Kashyap says he did his own research on the net to find out what other sportspersons suffering a similar condition were doing. He found out those in the US and UK, for example, used completely different drugs and higher dosages. He sought help from the Olympic Gold Quest Foundation that was supporting him to see a specialist. It made life a bit easier but not a cakewalk.

The 24-year-old says his bronze medal at the Commonwealth Games last year was like magic.

“I had been training the whole year for the Commonwealth. There was a five-week long training camp but the first three weeks I was only coughing. I couldn’t take new medicine prescribed by the doctor because it needed to be approved by the Federation. I was very sad. But then the cough suddenly stopped and I trained for the last two weeks and won the bronze,” he says. Perhaps it was the power of the mind over the body.

Have there been instances where you wanted to just quit because the struggle is so much more than what other players had to go through, I ask.
“I don’t think too much about it because if I think too much, I will feel sad about it and I may end up stopping playing also. There have been many instances, where I have felt that I was training very hard and something happens and I cannot play. So I wonder if there is any point in training so hard. So I feel low. Then I tell myself, take it as it comes.”
Kashyap says he has to pay attention to detail which other sportspersons would ignore. Like taking care where he sits, ensure there is no dust around where he trains or sleeps, what he eats.
As Kashyap sweats it out at the Pullela Gopichand academy in Hyderabad, changing from a blue to a red to a dark blue T-shirt, he knows to take flight, he will have to draw as much on his talent as on his willpower. He says his goal was to break into the top 10 by the end of the year and the top 8 before the London Olympics, to stand a chance of a good draw.

“But after the Malaysian Open, where in the second round, I felt totally out of breath despite apparently no environmental trigger, I changed my approach. I don’t think about the goals now. I take everyday as it comes. I am confident that if my health is okay, I will achieve my target. I do what I must and try not to worry about what could go wrong.”
And if Kashyap with his mantra of `Impossible is nothing’ achieves his target, it surely will take India’s collective breath away at the victory of the human spirit.

(Photo courtesy : daylife.com)

Advertisements

About t s sudhir & uma sudhir

Uma Sudhir and T S Sudhir are senior journalists, based in Hyderabad. Both work for NDTV. Uma is a Tamilian, who was educated in
This entry was posted in Sports and tagged , , , , , , , , , . Bookmark the permalink.

Leave a Reply

Fill in your details below or click an icon to log in:
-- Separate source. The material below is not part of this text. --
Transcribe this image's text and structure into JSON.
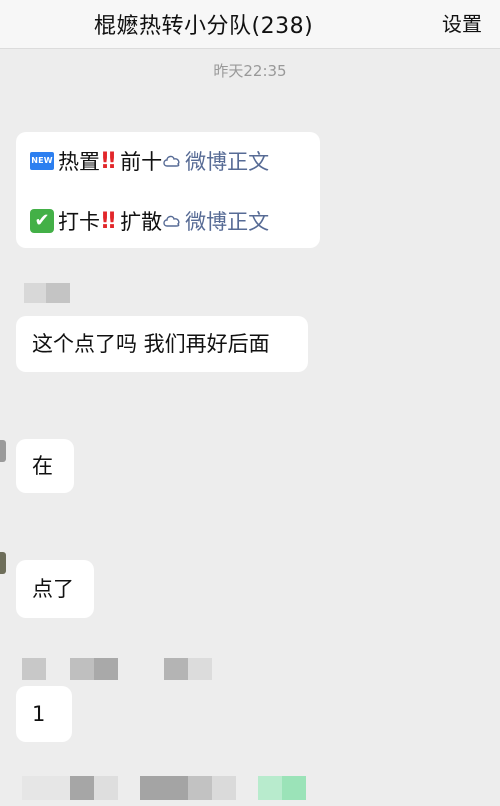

WordPress.com Logo

You are commenting using your WordPress.com account. Log Out / Change )

Twitter picture

You are commenting using your Twitter account. Log Out / Change )

Facebook photo

You are commenting using your Facebook account. Log Out / Change )

Google+ photo

You are commenting using your Google+ account. Log Out / Change )

Connecting to %s